### Assigned task
Without omitting anything, return the records precisely as given.

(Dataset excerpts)
# # # # #

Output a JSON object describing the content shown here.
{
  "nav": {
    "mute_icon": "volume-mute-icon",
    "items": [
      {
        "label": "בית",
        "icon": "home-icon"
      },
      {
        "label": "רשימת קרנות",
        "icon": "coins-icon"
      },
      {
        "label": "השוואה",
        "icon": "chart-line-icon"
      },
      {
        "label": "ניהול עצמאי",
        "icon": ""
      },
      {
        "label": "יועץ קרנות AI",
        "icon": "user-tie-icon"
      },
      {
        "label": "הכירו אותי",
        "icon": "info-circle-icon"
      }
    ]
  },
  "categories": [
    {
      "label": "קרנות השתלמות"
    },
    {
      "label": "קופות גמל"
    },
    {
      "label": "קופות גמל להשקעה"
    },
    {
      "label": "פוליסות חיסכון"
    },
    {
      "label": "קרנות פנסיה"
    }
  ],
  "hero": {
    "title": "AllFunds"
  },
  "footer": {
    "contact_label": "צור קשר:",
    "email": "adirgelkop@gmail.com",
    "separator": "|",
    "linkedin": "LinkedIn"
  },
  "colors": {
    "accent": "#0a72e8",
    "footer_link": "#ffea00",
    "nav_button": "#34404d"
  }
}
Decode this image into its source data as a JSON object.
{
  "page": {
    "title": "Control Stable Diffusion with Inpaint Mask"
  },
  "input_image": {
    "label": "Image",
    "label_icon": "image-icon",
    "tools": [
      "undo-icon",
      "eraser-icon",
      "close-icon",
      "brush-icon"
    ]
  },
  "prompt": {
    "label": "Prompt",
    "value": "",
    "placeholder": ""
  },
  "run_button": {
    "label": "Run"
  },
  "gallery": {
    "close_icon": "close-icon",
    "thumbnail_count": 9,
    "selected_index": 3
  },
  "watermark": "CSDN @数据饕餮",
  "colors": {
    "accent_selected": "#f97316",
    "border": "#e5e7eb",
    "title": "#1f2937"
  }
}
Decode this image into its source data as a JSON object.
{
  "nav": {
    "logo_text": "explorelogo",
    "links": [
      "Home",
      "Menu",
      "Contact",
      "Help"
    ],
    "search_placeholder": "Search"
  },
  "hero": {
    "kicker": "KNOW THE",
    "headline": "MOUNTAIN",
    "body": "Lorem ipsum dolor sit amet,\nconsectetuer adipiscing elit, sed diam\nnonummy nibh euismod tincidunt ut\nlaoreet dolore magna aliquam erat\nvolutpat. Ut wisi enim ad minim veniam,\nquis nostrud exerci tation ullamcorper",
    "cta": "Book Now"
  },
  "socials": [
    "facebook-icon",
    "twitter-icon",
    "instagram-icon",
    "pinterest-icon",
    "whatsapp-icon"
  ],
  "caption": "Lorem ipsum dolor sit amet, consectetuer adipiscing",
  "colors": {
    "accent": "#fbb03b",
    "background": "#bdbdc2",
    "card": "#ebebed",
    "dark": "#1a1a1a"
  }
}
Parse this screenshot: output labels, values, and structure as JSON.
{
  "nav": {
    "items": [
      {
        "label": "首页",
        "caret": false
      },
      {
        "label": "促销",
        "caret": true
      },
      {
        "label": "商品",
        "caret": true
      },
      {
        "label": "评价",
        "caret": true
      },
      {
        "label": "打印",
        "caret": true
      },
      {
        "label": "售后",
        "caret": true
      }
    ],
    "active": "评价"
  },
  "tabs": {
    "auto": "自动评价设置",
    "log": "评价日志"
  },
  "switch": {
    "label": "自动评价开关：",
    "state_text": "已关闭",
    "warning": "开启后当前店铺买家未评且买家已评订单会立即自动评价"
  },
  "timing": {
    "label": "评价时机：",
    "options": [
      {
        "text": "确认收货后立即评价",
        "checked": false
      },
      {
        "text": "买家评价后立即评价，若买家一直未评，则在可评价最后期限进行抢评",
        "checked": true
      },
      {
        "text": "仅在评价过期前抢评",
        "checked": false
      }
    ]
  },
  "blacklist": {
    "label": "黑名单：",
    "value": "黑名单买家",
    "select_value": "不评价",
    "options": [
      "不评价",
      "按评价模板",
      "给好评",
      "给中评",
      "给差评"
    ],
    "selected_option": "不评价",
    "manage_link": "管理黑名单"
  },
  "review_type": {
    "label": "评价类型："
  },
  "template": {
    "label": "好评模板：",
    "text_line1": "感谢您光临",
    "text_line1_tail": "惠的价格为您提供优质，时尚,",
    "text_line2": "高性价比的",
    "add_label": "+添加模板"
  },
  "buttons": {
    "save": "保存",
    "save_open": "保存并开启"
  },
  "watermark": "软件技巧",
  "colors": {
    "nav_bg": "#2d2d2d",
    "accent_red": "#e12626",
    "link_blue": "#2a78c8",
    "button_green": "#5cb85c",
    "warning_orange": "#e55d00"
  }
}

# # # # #

### Output for this exercise
Output a JSON object describing the content shown here.
{
  "nav": {
    "mute_icon": "volume-mute-icon",
    "items": [
      {
        "label": "בית",
        "icon": "home-icon"
      },
      {
        "label": "רשימת קרנות",
        "icon": "coins-icon"
      },
      {
        "label": "השוואה",
        "icon": "chart-line-icon"
      },
      {
        "label": "ניהול עצמאי",
        "icon": ""
      },
      {
        "label": "יועץ קרנות AI",
        "icon": "user-tie-icon"
      },
      {
        "label": "הכירו אותי",
        "icon": "info-circle-icon"
      }
    ]
  },
  "categories": [
    {
      "label": "קרנות השתלמות"
    },
    {
      "label": "קופות גמל"
    },
    {
      "label": "קופות גמל להשקעה"
    },
    {
      "label": "פוליסות חיסכון"
    },
    {
      "label": "קרנות פנסיה"
    }
  ],
  "hero": {
    "title": "AllFunds"
  },
  "footer": {
    "contact_label": "צור קשר:",
    "email": "adirgelkop@gmail.com",
    "separator": "|",
    "linkedin": "LinkedIn"
  },
  "colors": {
    "accent": "#0a72e8",
    "footer_link": "#ffea00",
    "nav_button": "#34404d"
  }
}
Decode this image into its source data as a JSON object.
{
  "page": {
    "title": "Control Stable Diffusion with Inpaint Mask"
  },
  "input_image": {
    "label": "Image",
    "label_icon": "image-icon",
    "tools": [
      "undo-icon",
      "eraser-icon",
      "close-icon",
      "brush-icon"
    ]
  },
  "prompt": {
    "label": "Prompt",
    "value": "",
    "placeholder": ""
  },
  "run_button": {
    "label": "Run"
  },
  "gallery": {
    "close_icon": "close-icon",
    "thumbnail_count": 9,
    "selected_index": 3
  },
  "watermark": "CSDN @数据饕餮",
  "colors": {
    "accent_selected": "#f97316",
    "border": "#e5e7eb",
    "title": "#1f2937"
  }
}
Decode this image into its source data as a JSON object.
{
  "nav": {
    "logo_text": "explorelogo",
    "links": [
      "Home",
      "Menu",
      "Contact",
      "Help"
    ],
    "search_placeholder": "Search"
  },
  "hero": {
    "kicker": "KNOW THE",
    "headline": "MOUNTAIN",
    "body": "Lorem ipsum dolor sit amet,\nconsectetuer adipiscing elit, sed diam\nnonummy nibh euismod tincidunt ut\nlaoreet dolore magna aliquam erat\nvolutpat. Ut wisi enim ad minim veniam,\nquis nostrud exerci tation ullamcorper",
    "cta": "Book Now"
  },
  "socials": [
    "facebook-icon",
    "twitter-icon",
    "instagram-icon",
    "pinterest-icon",
    "whatsapp-icon"
  ],
  "caption": "Lorem ipsum dolor sit amet, consectetuer adipiscing",
  "colors": {
    "accent": "#fbb03b",
    "background": "#bdbdc2",
    "card": "#ebebed",
    "dark": "#1a1a1a"
  }
}
Parse this screenshot: output labels, values, and structure as JSON.
{
  "nav": {
    "items": [
      {
        "label": "首页",
        "caret": false
      },
      {
        "label": "促销",
        "caret": true
      },
      {
        "label": "商品",
        "caret": true
      },
      {
        "label": "评价",
        "caret": true
      },
      {
        "label": "打印",
        "caret": true
      },
      {
        "label": "售后",
        "caret": true
      }
    ],
    "active": "评价"
  },
  "tabs": {
    "auto": "自动评价设置",
    "log": "评价日志"
  },
  "switch": {
    "label": "自动评价开关：",
    "state_text": "已关闭",
    "warning": "开启后当前店铺买家未评且买家已评订单会立即自动评价"
  },
  "timing": {
    "label": "评价时机：",
    "options": [
      {
        "text": "确认收货后立即评价",
        "checked": false
      },
      {
        "text": "买家评价后立即评价，若买家一直未评，则在可评价最后期限进行抢评",
        "checked": true
      },
      {
        "text": "仅在评价过期前抢评",
        "checked": false
      }
    ]
  },
  "blacklist": {
    "label": "黑名单：",
    "value": "黑名单买家",
    "select_value": "不评价",
    "options": [
      "不评价",
      "按评价模板",
      "给好评",
      "给中评",
      "给差评"
    ],
    "selected_option": "不评价",
    "manage_link": "管理黑名单"
  },
  "review_type": {
    "label": "评价类型："
  },
  "template": {
    "label": "好评模板：",
    "text_line1": "感谢您光临",
    "text_line1_tail": "惠的价格为您提供优质，时尚,",
    "text_line2": "高性价比的",
    "add_label": "+添加模板"
  },
  "buttons": {
    "save": "保存",
    "save_open": "保存并开启"
  },
  "watermark": "软件技巧",
  "colors": {
    "nav_bg": "#2d2d2d",
    "accent_red": "#e12626",
    "link_blue": "#2a78c8",
    "button_green": "#5cb85c",
    "warning_orange": "#e55d00"
  }
}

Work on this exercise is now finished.